Our first film, Christina premiered at the State at 2010. Michael Moore wanted it to be the week before the festival. It worked out very well for us. We had two back-to-back sold out screenings. And then he invited our comedy documentary, The Coexist Comedy Tour, to be in the February 2013 Winter Comedy Arts Festival.
So when this film was ready, which wasn’t until the 1st of May, we got it to them and we were thrilled to be invited. It’s a great thing for us because we love the festival and we are honored to be part of our hometown festival, which has this huge reputation now.
How do you think the Traverse City Film Festival has helped the Traverse City arts scene?
Jim Carpenter: I think it’s a huge influence. Michael and his team have just been absolutely amazing with everything they have done. It extends to every facet of the arts industry and even further than that — look at the restaurant world downtown. The whole downtown area, Front Street, has Michael to thank for what’s been happening there.

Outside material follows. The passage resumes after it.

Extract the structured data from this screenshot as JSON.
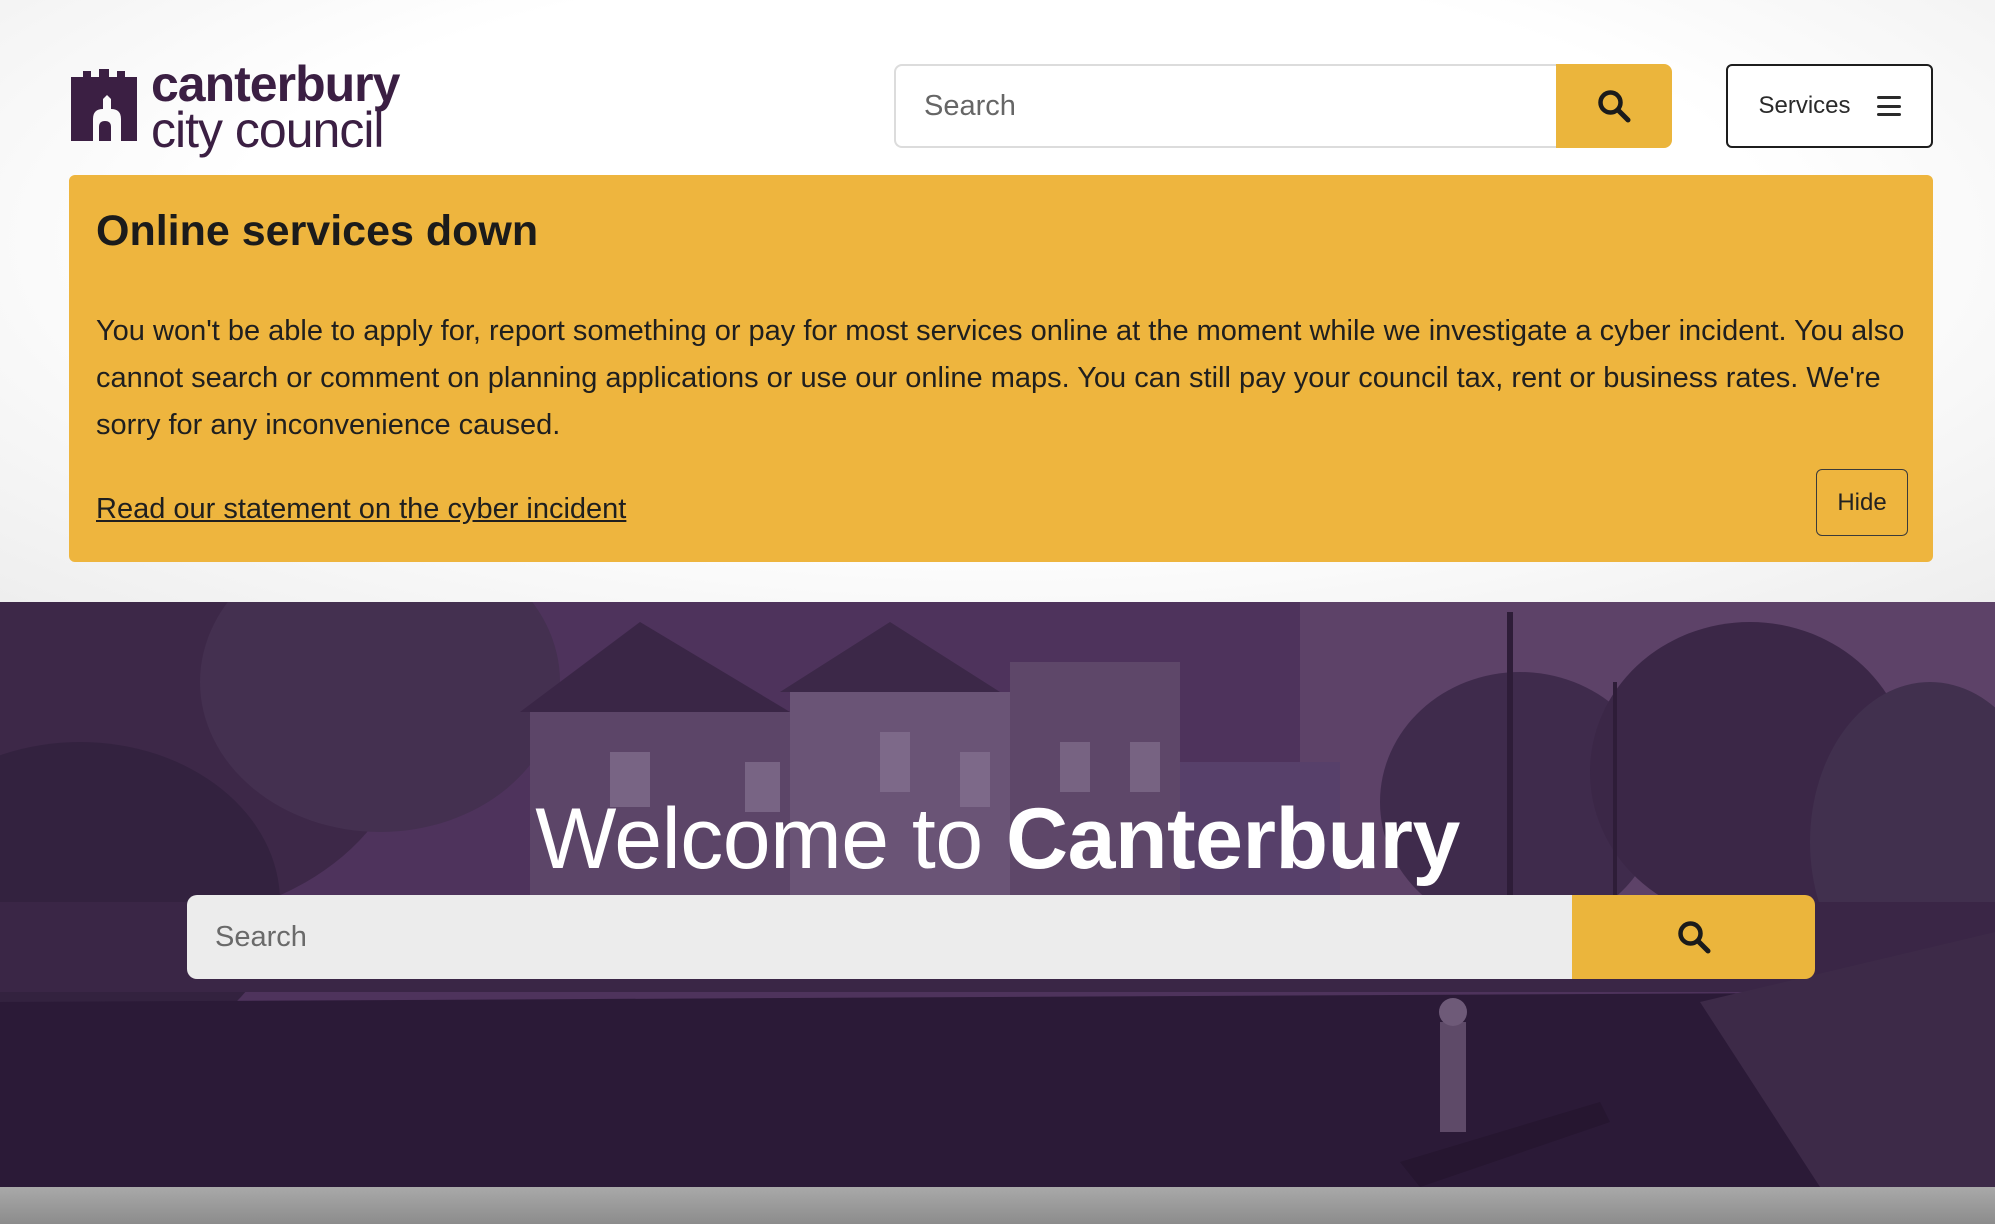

Rebecca Reynolds: The centerpiece film in this year’s festival is Elaine Stritch: Shoot Me. It’s by a first time director, Chiemi Karasawa. I do staff writing for this online film magazine called The Independent and I was assigned to write about Chiemi as part of a “10 To Watch in 2013” article. So in May, I was interviewing her over the phone and her film was in the Tribecca Film Festival, which everyone has heard of, in New York City. And she said “Will you be able to come see the film?” and I said, “Oh, I would love to but I’m in Northwest Michigan.” She asked, “Are you near Traverse City?.” And I said, “Yes, are you familiar with Traverse City?.” She replied, “No, but I would really like to get film in that festival.”
Now, Jim and I have both lived and worked in New York and LA and we used to have to do the whole explanation, pretty much explain that it wasn’t Minnesota or Wisconsin and then do the whole hand thing. And now her film is the centerpiece film. It’s amazing how much it has grown in the past nine years.
The Girl on the Train will be shown Wednesday July 31 at 9:00 a.m. at The Old Town Playhouse. Tickets for the film sold out on the first day of sales, during the “Friends of the Festival” ticket sales period. Tickets may be available by stand-by line only on the morning of the show. Reynolds hopes that a second showing may open up during the Festival but if not Reynolds and Carpenter are currently working on distribution of their film. They hope that one day, The Girl on the Train will be in a “theatre near you."